AIM OF THE TASK> What follows is a set of records; copy all of it exactly.

::: RECORDS SHOWN

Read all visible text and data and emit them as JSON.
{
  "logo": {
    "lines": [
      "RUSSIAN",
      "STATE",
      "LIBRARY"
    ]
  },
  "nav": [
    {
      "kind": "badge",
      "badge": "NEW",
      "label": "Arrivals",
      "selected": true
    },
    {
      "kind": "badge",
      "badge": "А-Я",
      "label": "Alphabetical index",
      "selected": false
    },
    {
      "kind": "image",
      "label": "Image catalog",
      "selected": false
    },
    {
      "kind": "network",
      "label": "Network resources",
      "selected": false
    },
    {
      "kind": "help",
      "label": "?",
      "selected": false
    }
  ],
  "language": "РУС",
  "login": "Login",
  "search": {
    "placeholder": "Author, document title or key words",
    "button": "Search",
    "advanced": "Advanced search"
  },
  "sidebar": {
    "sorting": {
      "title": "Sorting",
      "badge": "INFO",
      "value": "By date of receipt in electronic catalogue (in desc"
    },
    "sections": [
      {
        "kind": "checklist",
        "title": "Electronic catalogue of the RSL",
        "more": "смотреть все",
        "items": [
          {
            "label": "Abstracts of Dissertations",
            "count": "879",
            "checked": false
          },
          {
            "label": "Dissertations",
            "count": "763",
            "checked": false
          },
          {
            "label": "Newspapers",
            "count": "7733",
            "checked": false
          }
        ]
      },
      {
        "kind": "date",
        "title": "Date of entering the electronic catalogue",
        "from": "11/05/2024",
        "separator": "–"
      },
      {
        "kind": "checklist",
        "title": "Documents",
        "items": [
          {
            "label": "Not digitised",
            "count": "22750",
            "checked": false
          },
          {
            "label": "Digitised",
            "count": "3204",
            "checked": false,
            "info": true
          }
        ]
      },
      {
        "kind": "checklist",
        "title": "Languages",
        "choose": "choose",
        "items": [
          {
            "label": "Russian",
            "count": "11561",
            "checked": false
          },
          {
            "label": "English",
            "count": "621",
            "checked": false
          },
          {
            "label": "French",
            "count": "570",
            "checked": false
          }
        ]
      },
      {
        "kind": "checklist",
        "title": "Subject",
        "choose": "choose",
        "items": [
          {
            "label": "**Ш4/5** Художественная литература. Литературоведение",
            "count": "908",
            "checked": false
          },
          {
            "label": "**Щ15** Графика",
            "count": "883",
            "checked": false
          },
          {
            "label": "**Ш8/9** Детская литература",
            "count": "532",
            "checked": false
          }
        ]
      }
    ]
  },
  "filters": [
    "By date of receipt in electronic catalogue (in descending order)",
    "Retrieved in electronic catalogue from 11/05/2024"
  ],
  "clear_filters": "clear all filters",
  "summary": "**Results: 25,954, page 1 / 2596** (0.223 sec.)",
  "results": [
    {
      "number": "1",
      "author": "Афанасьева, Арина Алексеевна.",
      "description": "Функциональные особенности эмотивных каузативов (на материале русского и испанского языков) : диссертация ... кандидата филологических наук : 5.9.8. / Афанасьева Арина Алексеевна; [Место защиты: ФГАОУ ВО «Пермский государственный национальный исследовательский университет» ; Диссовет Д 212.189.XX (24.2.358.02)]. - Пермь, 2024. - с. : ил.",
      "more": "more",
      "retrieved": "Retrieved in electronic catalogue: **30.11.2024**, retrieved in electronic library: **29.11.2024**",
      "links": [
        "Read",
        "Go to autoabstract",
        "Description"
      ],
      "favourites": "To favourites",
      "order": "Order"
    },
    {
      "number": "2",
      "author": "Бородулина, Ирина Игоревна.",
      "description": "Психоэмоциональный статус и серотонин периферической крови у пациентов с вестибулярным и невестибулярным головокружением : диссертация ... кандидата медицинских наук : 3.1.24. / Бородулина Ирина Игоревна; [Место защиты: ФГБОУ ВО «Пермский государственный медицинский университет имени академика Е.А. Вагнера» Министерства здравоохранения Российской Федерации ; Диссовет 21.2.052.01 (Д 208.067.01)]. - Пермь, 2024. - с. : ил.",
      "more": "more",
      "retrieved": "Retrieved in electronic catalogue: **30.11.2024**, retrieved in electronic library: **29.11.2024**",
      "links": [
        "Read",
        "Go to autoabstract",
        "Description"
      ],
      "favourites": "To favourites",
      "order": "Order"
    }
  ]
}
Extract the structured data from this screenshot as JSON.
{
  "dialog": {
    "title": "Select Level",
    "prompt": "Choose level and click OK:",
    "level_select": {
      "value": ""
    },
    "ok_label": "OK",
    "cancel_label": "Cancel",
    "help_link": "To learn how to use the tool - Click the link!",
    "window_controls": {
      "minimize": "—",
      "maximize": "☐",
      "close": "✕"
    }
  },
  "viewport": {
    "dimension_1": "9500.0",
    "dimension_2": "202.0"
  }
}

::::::

WRITTEN RESPONSE>
Read all visible text and data and emit them as JSON.
{
  "logo": {
    "lines": [
      "RUSSIAN",
      "STATE",
      "LIBRARY"
    ]
  },
  "nav": [
    {
      "kind": "badge",
      "badge": "NEW",
      "label": "Arrivals",
      "selected": true
    },
    {
      "kind": "badge",
      "badge": "А-Я",
      "label": "Alphabetical index",
      "selected": false
    },
    {
      "kind": "image",
      "label": "Image catalog",
      "selected": false
    },
    {
      "kind": "network",
      "label": "Network resources",
      "selected": false
    },
    {
      "kind": "help",
      "label": "?",
      "selected": false
    }
  ],
  "language": "РУС",
  "login": "Login",
  "search": {
    "placeholder": "Author, document title or key words",
    "button": "Search",
    "advanced": "Advanced search"
  },
  "sidebar": {
    "sorting": {
      "title": "Sorting",
      "badge": "INFO",
      "value": "By date of receipt in electronic catalogue (in desc"
    },
    "sections": [
      {
        "kind": "checklist",
        "title": "Electronic catalogue of the RSL",
        "more": "смотреть все",
        "items": [
          {
            "label": "Abstracts of Dissertations",
            "count": "879",
            "checked": false
          },
          {
            "label": "Dissertations",
            "count": "763",
            "checked": false
          },
          {
            "label": "Newspapers",
            "count": "7733",
            "checked": false
          }
        ]
      },
      {
        "kind": "date",
        "title": "Date of entering the electronic catalogue",
        "from": "11/05/2024",
        "separator": "–"
      },
      {
        "kind": "checklist",
        "title": "Documents",
        "items": [
          {
            "label": "Not digitised",
            "count": "22750",
            "checked": false
          },
          {
            "label": "Digitised",
            "count": "3204",
            "checked": false,
            "info": true
          }
        ]
      },
      {
        "kind": "checklist",
        "title": "Languages",
        "choose": "choose",
        "items": [
          {
            "label": "Russian",
            "count": "11561",
            "checked": false
          },
          {
            "label": "English",
            "count": "621",
            "checked": false
          },
          {
            "label": "French",
            "count": "570",
            "checked": false
          }
        ]
      },
      {
        "kind": "checklist",
        "title": "Subject",
        "choose": "choose",
        "items": [
          {
            "label": "**Ш4/5** Художественная литература. Литературоведение",
            "count": "908",
            "checked": false
          },
          {
            "label": "**Щ15** Графика",
            "count": "883",
            "checked": false
          },
          {
            "label": "**Ш8/9** Детская литература",
            "count": "532",
            "checked": false
          }
        ]
      }
    ]
  },
  "filters": [
    "By date of receipt in electronic catalogue (in descending order)",
    "Retrieved in electronic catalogue from 11/05/2024"
  ],
  "clear_filters": "clear all filters",
  "summary": "**Results: 25,954, page 1 / 2596** (0.223 sec.)",
  "results": [
    {
      "number": "1",
      "author": "Афанасьева, Арина Алексеевна.",
      "description": "Функциональные особенности эмотивных каузативов (на материале русского и испанского языков) : диссертация ... кандидата филологических наук : 5.9.8. / Афанасьева Арина Алексеевна; [Место защиты: ФГАОУ ВО «Пермский государственный национальный исследовательский университет» ; Диссовет Д 212.189.XX (24.2.358.02)]. - Пермь, 2024. - с. : ил.",
      "more": "more",
      "retrieved": "Retrieved in electronic catalogue: **30.11.2024**, retrieved in electronic library: **29.11.2024**",
      "links": [
        "Read",
        "Go to autoabstract",
        "Description"
      ],
      "favourites": "To favourites",
      "order": "Order"
    },
    {
      "number": "2",
      "author": "Бородулина, Ирина Игоревна.",
      "description": "Психоэмоциональный статус и серотонин периферической крови у пациентов с вестибулярным и невестибулярным головокружением : диссертация ... кандидата медицинских наук : 3.1.24. / Бородулина Ирина Игоревна; [Место защиты: ФГБОУ ВО «Пермский государственный медицинский университет имени академика Е.А. Вагнера» Министерства здравоохранения Российской Федерации ; Диссовет 21.2.052.01 (Д 208.067.01)]. - Пермь, 2024. - с. : ил.",
      "more": "more",
      "retrieved": "Retrieved in electronic catalogue: **30.11.2024**, retrieved in electronic library: **29.11.2024**",
      "links": [
        "Read",
        "Go to autoabstract",
        "Description"
      ],
      "favourites": "To favourites",
      "order": "Order"
    }
  ]
}
Extract the structured data from this screenshot as JSON.
{
  "dialog": {
    "title": "Select Level",
    "prompt": "Choose level and click OK:",
    "level_select": {
      "value": ""
    },
    "ok_label": "OK",
    "cancel_label": "Cancel",
    "help_link": "To learn how to use the tool - Click the link!",
    "window_controls": {
      "minimize": "—",
      "maximize": "☐",
      "close": "✕"
    }
  },
  "viewport": {
    "dimension_1": "9500.0",
    "dimension_2": "202.0"
  }
}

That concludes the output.